I have found that when I tell people about my new-found running regime they ask ‘are you training for something?’ The truth is, yes, I’m training for life.

A couple of years ago I realised I needed to do some exercise, I’m not overweight, but I have an office job, and that coupled with a commute meant in a regular week I was not physically mobile very much. Now I’m in my 40’s I recognise that it’s ‘use it or lose it’ when it comes to my muscles, and as I pondered what exercise routine I could fit into my busy life (I work full-time and am a single mother of 3) running was the only option.

Not only is it free – no costly gym memberships needed, I can also go when it suits me, and with three children to ferry around for their busy social lives, it was a ‘no-brainer’ that running was the thing.
Also, living in England, warm sunny weather is a rarity, and on the few days that we have some, after spending the day cooped up in an air-conditioned office, I began feeling desperate to get outside and feel the warmth on my face before the end of the day.

Those summer runs were the easiest, the scents of honeysuckle and other flora filling the air as I ran past neighbourhood gardens – really made me grateful to be alive. That and the book I had just finished reading, ‘The Diving Bell and the Butterfly’, which described a man that had ‘locked-in syndrome’ – a rare condition that meant he was completely paralysed, apart from his left eye, and was literally ‘locked in’ to his own body.

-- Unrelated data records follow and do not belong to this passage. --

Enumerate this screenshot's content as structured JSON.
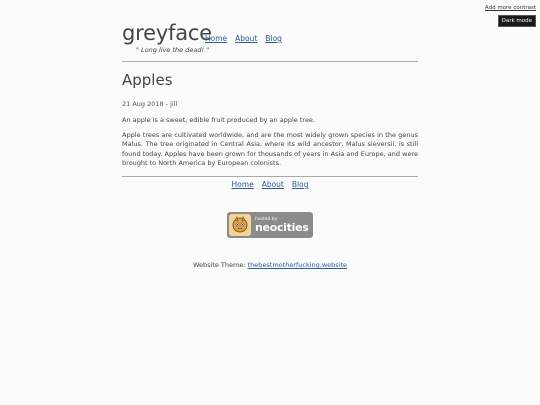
{
  "corner": {
    "contrast_label": "Add more contrast",
    "dark_label": "Dark mode"
  },
  "site": {
    "title": "greyface",
    "tagline": "\" Long live the dead! \""
  },
  "nav": [
    {
      "label": "Home"
    },
    {
      "label": "About"
    },
    {
      "label": "Blog"
    }
  ],
  "post": {
    "title": "Apples",
    "meta": "21 Aug 2018 - jill",
    "paragraphs": [
      "An apple is a sweet, edible fruit produced by an apple tree.",
      "Apple trees are cultivated worldwide, and are the most widely grown species in the genus Malus. The tree originated in Central Asia, where its wild ancestor, Malus sieversii, is still found today. Apples have been grown for thousands of years in Asia and Europe, and were brought to North America by European colonists."
    ]
  },
  "footer_nav": [
    {
      "label": "Home"
    },
    {
      "label": "About"
    },
    {
      "label": "Blog"
    }
  ],
  "badge": {
    "small_text": "hosted by",
    "large_text": "neocities"
  },
  "theme": {
    "label": "Website Theme: ",
    "link": "thebestmotherfucking.website"
  }
}
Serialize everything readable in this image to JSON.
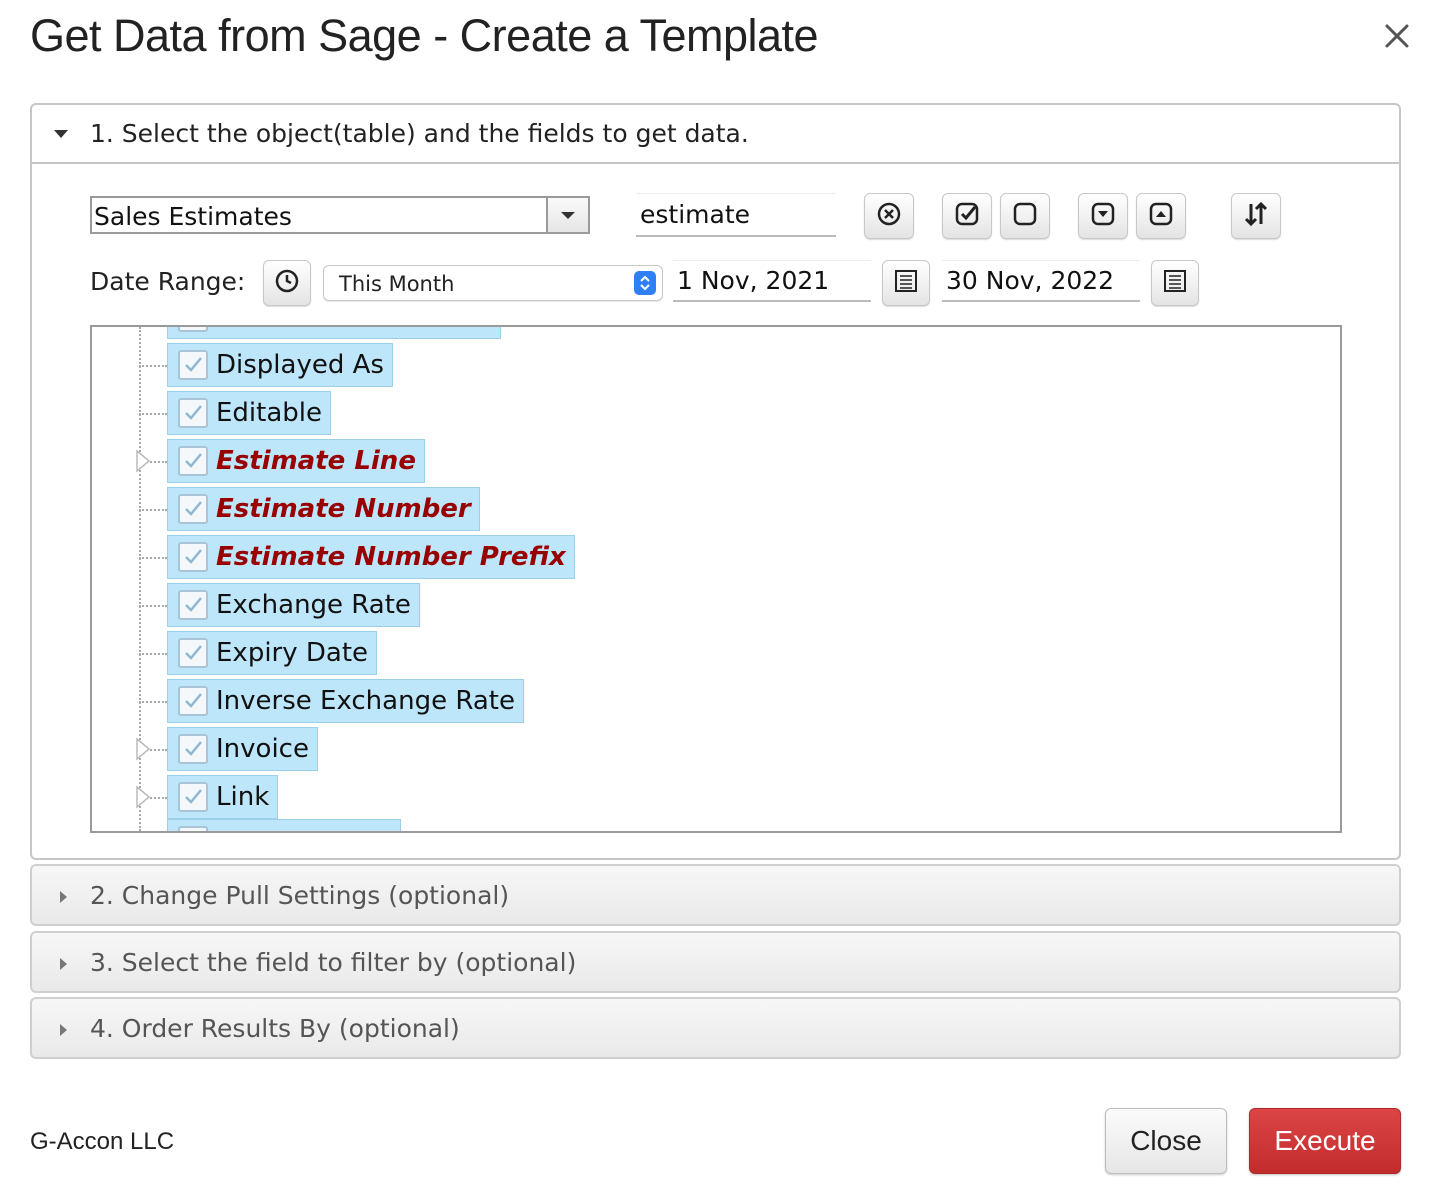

Able to communicate one letter at a time by blinking, he was able to reveal to the world that his mind not only functioned, but his imagination soared. Reading of his frustration at not being able to use or even sense his limbs somehow gave me an extra spur on those early runs when my legs would ache. I would think, what he would have given to feel his muscles stretch and be tested, and how lucky I am to have my physical body, with all its strength and movement.
Once I got past those difficult early runs when even going round the block left me red-faced and breathless, I began to find my rhythm, allowing me to go further and to settle into an easy pace which meant I could allow my mind to drift off with my thoughts.

This is where I discovered the benefits of running aren’t just physical, they are mental too. It was often said to me, that running is all in the mind, and not in the legs. The sense of achievement of setting myself a goal, a certain distance, or an improved time – and then achieving it. I was not competing with anyone else, it was just me. My mantra came to me as I ran. Running would make me feel strong, striding out past the glances of passers-by, and this physical strength would in turn help me feel stronger and more able to deal with the other challenges in my life.

Once I had run past the houses, out of the town, I would be on solitary country lanes, with just me, the hedgerows, and the sky. At certain points the panoramic view would catch me every time, the sky, whatever its mood, is breath-taking when it is all around you. Being on my own with the sky, which to me represents God and all things eternal, would inspire me and was like my own private communion with the Almighty.

So I am confused why people ask me why I run. Why would you not run, when it can give you so much.